On August 15, Nicaragua’s Tenth Criminal Court issued a warrant for the confiscation of all property owned by the university, including buildings and bank accounts. The warrant claimed that UCA was a “terrorist center,” where “criminal groups of armed and masked individuals were organized to use terrorist methods in the country.” The confiscation of property led to the evictions of several Jesuits members of the university community from their residences. The following day, on August 16, the university announced that all classes and administrative activities were canceled due to the court order.
On August 18, the government published a Ministerial Agreement that officially revoked the university’s legal status. The agreement also mandated the transfer of all UCA data on students, teachers, programs, curricula, and registration to the National University Council (CNU), which is affiliated with the Sandinista National Liberation Front, the official party and government of Nicaragua.
UCA was a center for the 2018 protests against President Ortega’s regime and has been subjected to a series of retaliatory actions in the years since.
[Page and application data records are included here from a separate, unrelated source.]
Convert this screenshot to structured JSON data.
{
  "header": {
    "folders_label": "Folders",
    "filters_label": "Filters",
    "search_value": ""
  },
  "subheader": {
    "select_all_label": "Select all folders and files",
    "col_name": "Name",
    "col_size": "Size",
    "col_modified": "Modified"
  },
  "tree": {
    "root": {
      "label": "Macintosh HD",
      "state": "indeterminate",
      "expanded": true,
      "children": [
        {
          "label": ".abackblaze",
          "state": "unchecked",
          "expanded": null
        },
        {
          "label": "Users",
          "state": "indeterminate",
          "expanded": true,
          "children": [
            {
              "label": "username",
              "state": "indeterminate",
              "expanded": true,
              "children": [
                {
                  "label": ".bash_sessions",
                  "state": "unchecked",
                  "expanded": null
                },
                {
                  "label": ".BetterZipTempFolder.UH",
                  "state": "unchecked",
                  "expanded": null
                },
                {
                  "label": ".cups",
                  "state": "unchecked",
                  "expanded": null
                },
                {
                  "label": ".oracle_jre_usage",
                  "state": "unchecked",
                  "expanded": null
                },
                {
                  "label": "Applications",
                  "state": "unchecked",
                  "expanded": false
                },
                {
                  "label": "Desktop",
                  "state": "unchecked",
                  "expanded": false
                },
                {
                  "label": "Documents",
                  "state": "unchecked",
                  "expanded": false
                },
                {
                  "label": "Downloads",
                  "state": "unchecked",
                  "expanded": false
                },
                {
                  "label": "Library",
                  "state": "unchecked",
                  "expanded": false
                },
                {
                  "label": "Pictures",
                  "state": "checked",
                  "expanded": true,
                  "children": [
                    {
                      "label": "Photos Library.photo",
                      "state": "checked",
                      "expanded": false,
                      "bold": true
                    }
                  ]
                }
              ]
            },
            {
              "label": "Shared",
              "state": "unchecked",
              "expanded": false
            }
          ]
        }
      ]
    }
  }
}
This has included exclusion from the CNU in an apparent attempt to weaken the university’s budget; denial of certificates needed to operate the university; and the withholding of several UCA directors’ funds.
The seizure of UCA seizures appears to be part of a broader pattern, ongoing since 2021, in which the government has taken over a number of educational institutions, particularly religious institutions, seen as opposed to the Ortega regime (see report). Similar past takeovers have reportedly led to the termination of professors critical of the government.
Scholars at Risk is concerned about the targeting and takeover of higher education institutions by national policymakers, apparently as retaliation for expressive activity or political opinion – conduct which is expressly protected by international human rights instruments, including the Universal Declaration of Human Rights and the International Covenant on Civil and Political Rights, to which Nicaragua is a party. Enforcement of administrative laws and regulations, must be transparent, non-partisan, and proportionate, taking into account relevant human rights concerns including academic freedom and university autonomy. The summary government takeover of higher education institutions severely undermines these values, and harms democratic society generally.